RT: What was your journey like when you began as an artist, and what motivated you?
MM: That art would be the focus of my life was never in question after I graduated college. (I did not attend graduate school.) I recognized, at a very young age, that it was the one activity that could remain a constant in my life. Despite relocations, separations, deaths, interruptions, etc., my creative impulse could be the one thing I could always turn back to and stand on. I never expected that it might, at times, actually be profitable. I was addicted to the pleasure, challenge, and discovery and was naive about the struggle and occasional heartbreak of it.
Wherever I moved or worked, I made sure studio space and production were the top priority. I first exhibited work in juried exhibitions and with small collectives. Linda Cathcart, who was the director at the Contemporary Art Museum in Houston in the early 1980s, gave me a big break: a small show in the basement of the museum. Simultaneously, I was fortunate to secure galleries in New York and Houston, and my career began.
RT: What is your approach when you begin work on a new painting or series?
MM: Most often, something sparks an idea and I make a note, do a sketch, or file an image. If the idea haunts me long enough, I will do more sketches and put them in my to-do file. I work extremely slowly, and so nine out of ten of my intentions are never realized. My slow speed has always been frustrating.
Once I commit to a painting, I do research on the animals and environment. I like to have as much visual information around me as possible, because I cannot always conjure believable anatomy in my mind’s eye. I may have a dozen different images available of each animal in the painting as I compose a piece.
My sketches for my paintings are not precious and are usually very crude. The real drawing and organizing happens on the actual surface of the canvas. I draw on the canvas with light ochre paint. I hold my brush in one hand and in the other hold a rag with solvent. I erase with the rag as I adjust figuration around the canvas. This part of the process can take a month or more on complex paintings.
Once I have the “drawing,” I paint over it with a very diluted layer of oil paint so as to become confident in my color arrangements and the tone of the painting. The painting stays very open through these early stages. and I am always making adjustments. Once I can more easily see my path, I start to paint with thicker layers of oil. My watercolor process is obviously somewhat different.
RT: What advice can you give to new and emerging artists today in light of your teaching experience?
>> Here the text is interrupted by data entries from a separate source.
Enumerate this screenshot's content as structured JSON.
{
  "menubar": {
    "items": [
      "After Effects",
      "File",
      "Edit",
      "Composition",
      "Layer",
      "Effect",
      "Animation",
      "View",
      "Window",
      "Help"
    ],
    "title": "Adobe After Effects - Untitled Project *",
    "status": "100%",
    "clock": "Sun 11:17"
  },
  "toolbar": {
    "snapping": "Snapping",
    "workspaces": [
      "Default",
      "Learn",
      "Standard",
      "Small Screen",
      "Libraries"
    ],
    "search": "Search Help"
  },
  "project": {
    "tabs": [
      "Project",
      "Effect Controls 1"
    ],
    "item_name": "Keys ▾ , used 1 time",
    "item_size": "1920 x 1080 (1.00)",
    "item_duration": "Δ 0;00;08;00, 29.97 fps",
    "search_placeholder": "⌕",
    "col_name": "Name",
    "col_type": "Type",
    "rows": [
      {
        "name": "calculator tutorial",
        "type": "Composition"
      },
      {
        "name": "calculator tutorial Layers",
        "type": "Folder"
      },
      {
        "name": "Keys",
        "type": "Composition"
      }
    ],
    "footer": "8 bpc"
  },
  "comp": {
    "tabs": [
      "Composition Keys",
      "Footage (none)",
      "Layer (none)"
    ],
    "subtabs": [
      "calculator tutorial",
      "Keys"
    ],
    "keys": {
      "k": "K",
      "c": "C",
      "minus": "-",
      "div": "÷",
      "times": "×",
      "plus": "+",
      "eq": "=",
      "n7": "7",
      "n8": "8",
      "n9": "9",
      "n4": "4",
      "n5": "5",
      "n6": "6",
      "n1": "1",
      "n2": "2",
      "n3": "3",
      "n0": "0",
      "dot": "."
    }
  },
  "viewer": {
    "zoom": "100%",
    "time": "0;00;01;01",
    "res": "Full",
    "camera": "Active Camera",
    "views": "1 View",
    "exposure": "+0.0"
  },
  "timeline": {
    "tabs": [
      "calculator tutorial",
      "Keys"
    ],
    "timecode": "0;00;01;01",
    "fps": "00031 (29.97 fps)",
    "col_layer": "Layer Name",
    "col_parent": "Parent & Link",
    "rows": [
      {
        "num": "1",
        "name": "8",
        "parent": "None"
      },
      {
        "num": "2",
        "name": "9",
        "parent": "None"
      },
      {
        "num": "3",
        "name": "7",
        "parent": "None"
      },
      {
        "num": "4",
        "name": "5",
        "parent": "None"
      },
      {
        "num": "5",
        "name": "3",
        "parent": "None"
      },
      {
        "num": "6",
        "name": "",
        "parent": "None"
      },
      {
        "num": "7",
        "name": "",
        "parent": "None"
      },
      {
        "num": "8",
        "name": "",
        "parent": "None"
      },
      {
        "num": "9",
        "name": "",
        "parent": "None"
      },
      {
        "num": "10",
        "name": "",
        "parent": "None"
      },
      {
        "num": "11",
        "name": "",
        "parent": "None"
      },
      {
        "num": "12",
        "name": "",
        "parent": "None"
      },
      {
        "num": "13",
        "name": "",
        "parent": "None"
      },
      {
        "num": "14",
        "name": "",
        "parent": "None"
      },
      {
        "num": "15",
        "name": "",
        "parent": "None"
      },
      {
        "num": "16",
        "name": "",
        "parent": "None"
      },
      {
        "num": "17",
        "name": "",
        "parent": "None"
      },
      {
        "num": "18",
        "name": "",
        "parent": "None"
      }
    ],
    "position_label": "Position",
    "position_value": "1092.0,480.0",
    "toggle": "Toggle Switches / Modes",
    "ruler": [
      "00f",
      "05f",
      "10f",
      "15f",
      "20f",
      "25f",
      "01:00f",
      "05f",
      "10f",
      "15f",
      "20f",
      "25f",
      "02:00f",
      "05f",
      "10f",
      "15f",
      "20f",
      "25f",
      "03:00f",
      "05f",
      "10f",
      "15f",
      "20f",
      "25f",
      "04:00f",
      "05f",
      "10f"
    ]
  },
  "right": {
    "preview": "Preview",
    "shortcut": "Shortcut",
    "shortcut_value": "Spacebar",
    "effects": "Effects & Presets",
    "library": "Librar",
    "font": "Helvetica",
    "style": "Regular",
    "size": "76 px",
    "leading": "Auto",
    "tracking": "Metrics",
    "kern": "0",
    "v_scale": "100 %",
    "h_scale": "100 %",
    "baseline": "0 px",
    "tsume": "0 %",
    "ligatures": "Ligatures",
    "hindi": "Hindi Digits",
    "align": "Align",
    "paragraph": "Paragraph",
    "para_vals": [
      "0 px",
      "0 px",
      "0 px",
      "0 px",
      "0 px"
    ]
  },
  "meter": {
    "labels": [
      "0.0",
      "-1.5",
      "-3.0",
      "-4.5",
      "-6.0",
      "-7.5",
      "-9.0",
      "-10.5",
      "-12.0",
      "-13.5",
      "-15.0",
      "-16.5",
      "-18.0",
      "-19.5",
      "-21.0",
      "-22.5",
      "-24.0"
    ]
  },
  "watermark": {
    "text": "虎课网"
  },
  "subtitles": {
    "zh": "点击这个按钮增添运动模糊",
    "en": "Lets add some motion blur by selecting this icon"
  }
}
MM: The art world is always shifting, and I don’t believe I am much of a player anymore. Therefore, my advice as far as the commercial side of the business is fairly outdated. I do tell students that it is a difficult field to make a living in. Therefore, I ask young artists to examine the role their creative process plays in their lives. If the activity is something that brings them pleasure and reward, then either they can segue that into some other creative field or find a way to keep it alive as they pursue other financially viable employment. If creating art is something they can’t possibly shut off or live without, then we discuss jobs that may pay reasonably yet will leave them time and energy to keep their focus on artistic endeavors. I tell young artists that no matter what road they choose, if they continue doing their art, it can become a personal measuring stick for growth and will always provide honest reflection. I also tell them that because the journey is difficult, they need to be supportive of one another. Finally, I strongly suggest they stay informed on issues and vote (often) to exercise the rights a democracy affords them.